NEW HAVEN, Conn. (WTNH) — “Now I’m a donor. Everyone should put it on their driver’s license to save someone’s life.”

The act of giving yourself to save someone else is altruism at its finest. It was shown over and over again at Yale-New Haven Hospital, which put them in the record books for kidney donations.

Eighteen people and nine kidney donations. Many of those people came together on Thursday just weeks after their surgeries.

They wanted to share their collective and amazing story of how going out of your way for others can create a life saving chain reaction.

“This kidney is doing so well in me, it’s a part of me. We’ll be connected for life.”

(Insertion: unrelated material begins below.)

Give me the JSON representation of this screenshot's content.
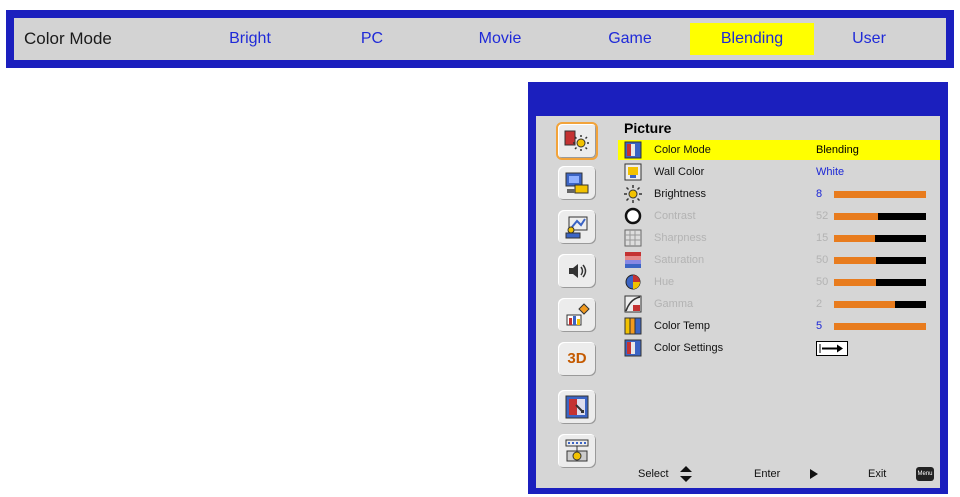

One successful living kidney donation to save a life makes for a great story.

“I’m in awe, even greater because we are cut from the same cloth. He’s like my 30-year-old twin,” said Mike Murphy, a kidney recipient.

Meet Cory and Mike Murphy. They share the same last name, even have similar mo-hawks, but these two were total strangers.

Cory is from Bridgeport and Mike is from New York City, but they were brought together by a kidney.

“My mom was in stage four kidney failure. I wanted to donate, but we weren’t a match,” said Cory Murphy, a kidney donor.

And that’s where Yale-New Haven comes in. 18 patients and 9 kidney transplants in 7 weeks. It’s one of the largest kidney swaps in the United States and the largest ever in Connecticut. It’s something that even took doctors by surprise.

“Maybe we could do 4, 6, 5, really?”

What makes this story so unique is that all these people came together to give to a loved one and ended up giving to a total stranger.

“Half the pairs could have donated, but they chose the opportunity to help others,” said Dr. Sanjay Kulkarni of Yale-New Haven Hospital.

Of the nine people desperate for a kidney, Yale had four compatible donor matches, but used a computer algorithm to get the addition five.

Precious Chiles went to Yale to give her kidney to her sister, but ended up donating to a woman she had never even met, Cory Murphy’s mom.

“We just met today, I fee like I’ve known her,” said Chiles.

Doctors at Yale say this is not just a kidney story, but a story of heart where people were moved to give to a total stranger, creating a chain of grateful and now healthy lives.

“I have this dancer energy!”